[Data records for software interfaces]
'''

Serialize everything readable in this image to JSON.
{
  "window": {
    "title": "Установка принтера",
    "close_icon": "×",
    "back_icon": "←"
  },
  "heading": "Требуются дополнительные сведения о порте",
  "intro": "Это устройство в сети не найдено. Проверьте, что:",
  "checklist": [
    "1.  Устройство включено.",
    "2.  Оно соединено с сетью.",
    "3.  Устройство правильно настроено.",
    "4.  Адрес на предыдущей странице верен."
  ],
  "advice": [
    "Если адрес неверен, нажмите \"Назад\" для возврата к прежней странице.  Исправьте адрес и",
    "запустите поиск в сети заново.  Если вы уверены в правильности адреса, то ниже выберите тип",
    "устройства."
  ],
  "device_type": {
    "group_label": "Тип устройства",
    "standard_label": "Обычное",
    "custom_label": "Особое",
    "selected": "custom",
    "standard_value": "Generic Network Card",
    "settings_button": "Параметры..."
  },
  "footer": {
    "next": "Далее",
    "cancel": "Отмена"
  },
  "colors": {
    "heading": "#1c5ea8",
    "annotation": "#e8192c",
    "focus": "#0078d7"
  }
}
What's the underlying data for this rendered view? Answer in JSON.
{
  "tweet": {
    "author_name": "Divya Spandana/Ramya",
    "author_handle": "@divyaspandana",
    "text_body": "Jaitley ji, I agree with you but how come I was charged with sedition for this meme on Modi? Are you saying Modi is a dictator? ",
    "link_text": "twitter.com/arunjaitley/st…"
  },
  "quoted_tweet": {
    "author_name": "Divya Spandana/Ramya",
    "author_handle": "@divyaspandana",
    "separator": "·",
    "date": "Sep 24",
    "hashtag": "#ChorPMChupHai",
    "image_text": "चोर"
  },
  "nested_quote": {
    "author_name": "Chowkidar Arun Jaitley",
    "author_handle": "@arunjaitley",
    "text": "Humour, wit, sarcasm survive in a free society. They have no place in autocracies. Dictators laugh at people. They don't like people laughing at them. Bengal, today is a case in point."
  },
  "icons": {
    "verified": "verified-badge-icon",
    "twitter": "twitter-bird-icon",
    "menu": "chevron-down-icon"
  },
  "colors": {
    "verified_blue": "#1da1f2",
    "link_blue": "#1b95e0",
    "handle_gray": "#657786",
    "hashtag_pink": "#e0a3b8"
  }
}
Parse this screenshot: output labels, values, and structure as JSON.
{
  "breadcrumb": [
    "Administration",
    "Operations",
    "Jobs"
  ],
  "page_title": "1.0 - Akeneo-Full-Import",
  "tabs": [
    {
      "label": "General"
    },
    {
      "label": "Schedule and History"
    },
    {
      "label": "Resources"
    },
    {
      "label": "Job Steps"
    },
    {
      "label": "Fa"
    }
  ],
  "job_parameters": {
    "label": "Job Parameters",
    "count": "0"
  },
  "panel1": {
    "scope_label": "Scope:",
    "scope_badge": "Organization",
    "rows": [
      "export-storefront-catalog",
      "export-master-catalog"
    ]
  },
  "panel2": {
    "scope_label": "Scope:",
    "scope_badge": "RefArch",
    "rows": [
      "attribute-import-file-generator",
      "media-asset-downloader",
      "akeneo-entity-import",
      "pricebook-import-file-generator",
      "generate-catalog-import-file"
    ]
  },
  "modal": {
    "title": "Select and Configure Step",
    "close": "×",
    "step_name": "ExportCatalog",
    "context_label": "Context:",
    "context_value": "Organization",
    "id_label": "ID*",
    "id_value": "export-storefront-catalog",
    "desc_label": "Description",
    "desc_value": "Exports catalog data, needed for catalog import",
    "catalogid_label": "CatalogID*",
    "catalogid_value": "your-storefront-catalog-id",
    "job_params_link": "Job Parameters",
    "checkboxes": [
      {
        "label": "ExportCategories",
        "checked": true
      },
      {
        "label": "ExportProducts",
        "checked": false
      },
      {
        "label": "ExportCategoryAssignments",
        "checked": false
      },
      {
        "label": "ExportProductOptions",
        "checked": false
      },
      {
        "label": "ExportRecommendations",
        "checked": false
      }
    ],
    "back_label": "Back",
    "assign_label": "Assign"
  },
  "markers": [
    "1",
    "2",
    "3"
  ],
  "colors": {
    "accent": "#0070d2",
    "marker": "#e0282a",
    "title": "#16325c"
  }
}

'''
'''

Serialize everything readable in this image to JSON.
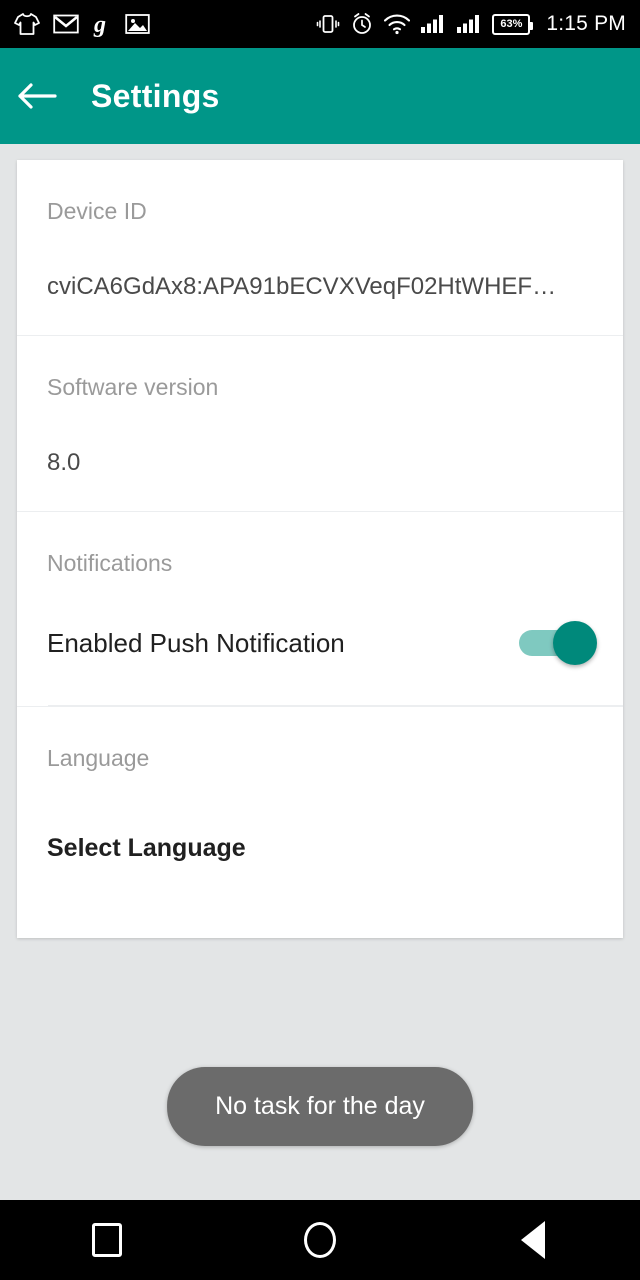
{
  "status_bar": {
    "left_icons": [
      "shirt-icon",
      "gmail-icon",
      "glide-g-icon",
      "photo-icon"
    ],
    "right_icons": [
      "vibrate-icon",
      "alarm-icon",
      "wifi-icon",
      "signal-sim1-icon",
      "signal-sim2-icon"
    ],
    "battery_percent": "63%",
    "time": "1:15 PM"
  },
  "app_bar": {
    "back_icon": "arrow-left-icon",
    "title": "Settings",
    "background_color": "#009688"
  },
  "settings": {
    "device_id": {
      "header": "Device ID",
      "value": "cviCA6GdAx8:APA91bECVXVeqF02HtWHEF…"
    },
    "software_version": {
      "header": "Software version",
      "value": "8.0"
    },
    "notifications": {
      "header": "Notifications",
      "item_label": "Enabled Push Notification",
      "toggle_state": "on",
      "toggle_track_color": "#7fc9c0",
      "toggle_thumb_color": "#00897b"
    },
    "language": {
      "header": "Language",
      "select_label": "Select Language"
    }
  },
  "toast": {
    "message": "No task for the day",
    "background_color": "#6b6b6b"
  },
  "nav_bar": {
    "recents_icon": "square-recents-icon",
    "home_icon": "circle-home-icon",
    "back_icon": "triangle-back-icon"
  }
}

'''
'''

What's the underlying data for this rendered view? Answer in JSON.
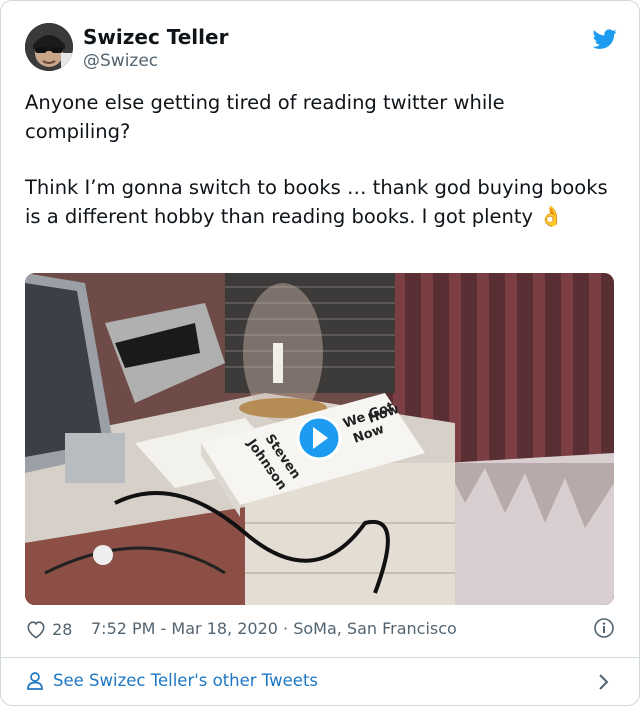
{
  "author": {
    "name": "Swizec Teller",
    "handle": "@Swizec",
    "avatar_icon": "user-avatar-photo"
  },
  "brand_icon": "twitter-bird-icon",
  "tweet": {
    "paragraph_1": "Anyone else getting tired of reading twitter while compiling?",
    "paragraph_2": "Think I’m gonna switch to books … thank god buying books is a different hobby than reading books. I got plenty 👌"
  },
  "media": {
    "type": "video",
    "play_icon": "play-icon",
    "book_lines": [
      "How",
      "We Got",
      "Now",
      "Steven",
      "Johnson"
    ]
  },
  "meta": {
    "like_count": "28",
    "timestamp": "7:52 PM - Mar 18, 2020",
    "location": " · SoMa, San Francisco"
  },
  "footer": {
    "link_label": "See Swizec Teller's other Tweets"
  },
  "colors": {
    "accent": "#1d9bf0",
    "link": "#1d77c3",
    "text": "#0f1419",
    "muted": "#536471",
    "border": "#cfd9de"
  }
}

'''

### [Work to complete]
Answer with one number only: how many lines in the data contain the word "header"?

### [Finished task]
4